The EU on Tuesday officially launched accession talks with North Macedonia and Albania.
After Skopje’s parliament voted Saturday to compromise on a long-standing dispute with neighboring Bulgaria, North Macedonia and Albania received the bloc’s green light to formally open accession talks — though the Western Balkans countries still face a long road to full membership.
European Commission President Ursula von der Leyen welcomed the opening of talks.
“You’ve made all these changes not because they were necessary on your path towards the European Union, but above all because they are good for your countries and they are already delivering a better quality of life for your people,” she said at a press conference, listing the numerous reforms on rule of law, freedom of press and corruption that both countries have made just to start talks.
The Commission will now start its screening process this week, with Albanian and North Macedonian representatives.
“It is a great satisfaction that after 17 years, today, we are finally starting the negotiations […] steady but surely, we are joining the large European family,” said Dimitar Kovačevski, prime minister of North Macedonia.
Some obstacles are remaining. Under the deal that North Macedonia’s parliament voted to pass on Saturday — which is a hard sell in the country and has sparked protests — North Macedonia must commit to changing its constitution to recognize a Bulgarian minority in the country and introduce other new measures to protect minority rights and banish hate speech on the basis of Bulgarian demands.

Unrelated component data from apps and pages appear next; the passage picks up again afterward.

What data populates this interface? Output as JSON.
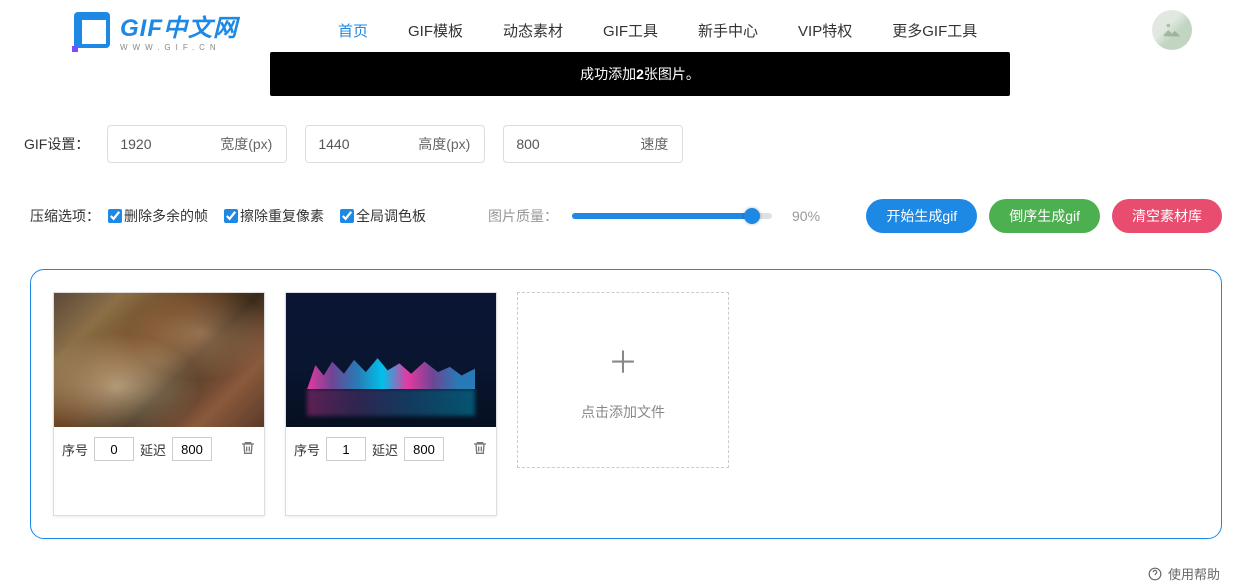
{
  "logo": {
    "main": "GIF中文网",
    "sub": "WWW.GIF.CN"
  },
  "nav": [
    "首页",
    "GIF模板",
    "动态素材",
    "GIF工具",
    "新手中心",
    "VIP特权",
    "更多GIF工具"
  ],
  "toast": {
    "prefix": "成功添加",
    "count": "2",
    "suffix": "张图片。"
  },
  "settings": {
    "label": "GIF设置：",
    "width": {
      "value": "1920",
      "suffix": "宽度(px)"
    },
    "height": {
      "value": "1440",
      "suffix": "高度(px)"
    },
    "speed": {
      "value": "800",
      "suffix": "速度"
    }
  },
  "compress": {
    "label": "压缩选项：",
    "items": [
      "删除多余的帧",
      "擦除重复像素",
      "全局调色板"
    ]
  },
  "quality": {
    "label": "图片质量：",
    "value": "90%"
  },
  "buttons": {
    "start": "开始生成gif",
    "reverse": "倒序生成gif",
    "clear": "清空素材库"
  },
  "cards": [
    {
      "seqLabel": "序号",
      "seq": "0",
      "delayLabel": "延迟",
      "delay": "800"
    },
    {
      "seqLabel": "序号",
      "seq": "1",
      "delayLabel": "延迟",
      "delay": "800"
    }
  ],
  "addCard": "点击添加文件",
  "help": "使用帮助"
}
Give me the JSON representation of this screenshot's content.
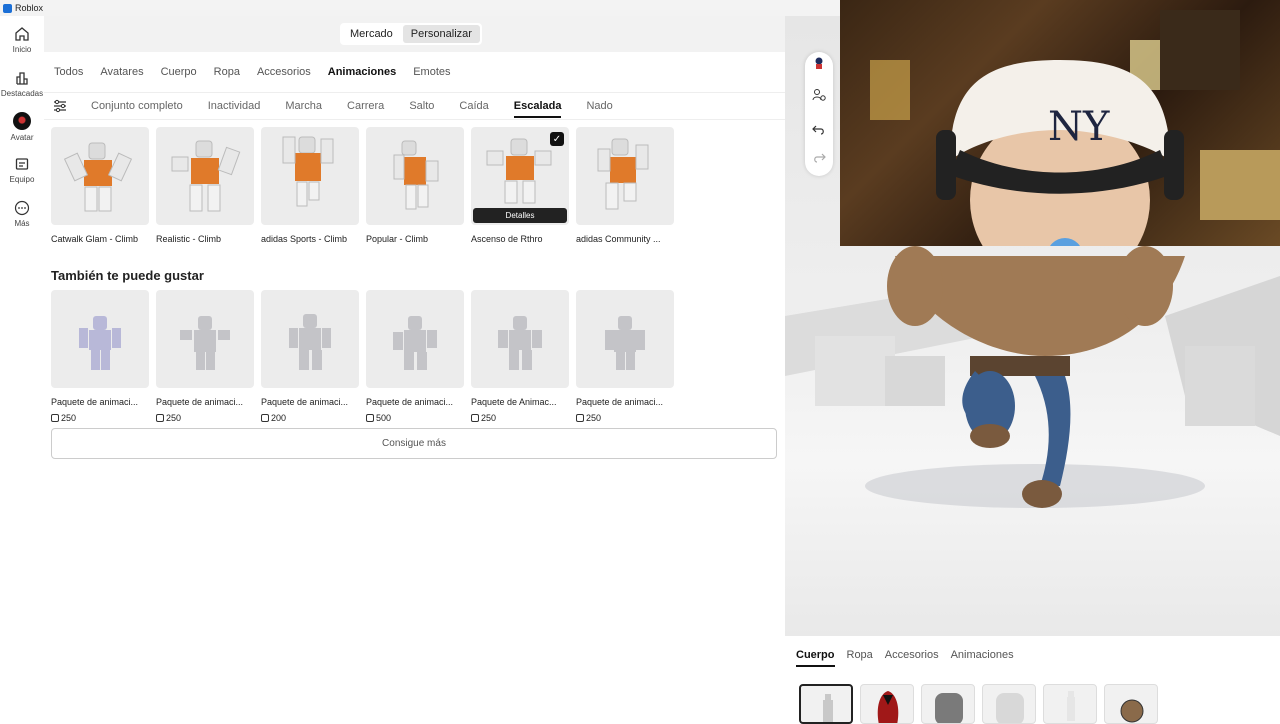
{
  "window": {
    "title": "Roblox"
  },
  "sidenav": [
    {
      "label": "Inicio",
      "icon": "home-icon"
    },
    {
      "label": "Destacadas",
      "icon": "charts-icon"
    },
    {
      "label": "Avatar",
      "icon": "avatar-icon"
    },
    {
      "label": "Equipo",
      "icon": "inventory-icon"
    },
    {
      "label": "Más",
      "icon": "more-icon"
    }
  ],
  "segmented": {
    "market": "Mercado",
    "customize": "Personalizar"
  },
  "tabs": [
    "Todos",
    "Avatares",
    "Cuerpo",
    "Ropa",
    "Accesorios",
    "Animaciones",
    "Emotes"
  ],
  "subtabs": [
    "Conjunto completo",
    "Inactividad",
    "Marcha",
    "Carrera",
    "Salto",
    "Caída",
    "Escalada",
    "Nado"
  ],
  "owned_items": [
    {
      "name": "Catwalk Glam - Climb"
    },
    {
      "name": "Realistic - Climb"
    },
    {
      "name": "adidas Sports - Climb"
    },
    {
      "name": "Popular - Climb"
    },
    {
      "name": "Ascenso de Rthro",
      "badge": "Detalles"
    },
    {
      "name": "adidas Community ..."
    }
  ],
  "recommend_title": "También te puede gustar",
  "recommended": [
    {
      "name": "Paquete de animaci...",
      "price": "250"
    },
    {
      "name": "Paquete de animaci...",
      "price": "250"
    },
    {
      "name": "Paquete de animaci...",
      "price": "200"
    },
    {
      "name": "Paquete de animaci...",
      "price": "500"
    },
    {
      "name": "Paquete de Animac...",
      "price": "250"
    },
    {
      "name": "Paquete de animaci...",
      "price": "250"
    }
  ],
  "more_button": "Consigue más",
  "bottom_tabs": [
    "Cuerpo",
    "Ropa",
    "Accesorios",
    "Animaciones"
  ],
  "colors": {
    "selected": "#111111",
    "tile": "#ececec",
    "skin": "#8a6a4a"
  }
}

Constitutional changes in North Macedonia require a two-thirds majority in parliament. But opposition lawmakers meanwhile have repeatedly said they won’t back the changes.
Bulgaria’s veto over North Macedonia’s accession had wider ramifications, as it also stalled Albania’s accession because the EU is treating both countries as part of a package.
Edi Rama, Albania’s prime minister, said Tuesday that the Albanian people never “gave up the dream to pursue the European path,” despite “three very, very difficult years” following accession hurdles, the pandemic and Russia’s war on Ukraine.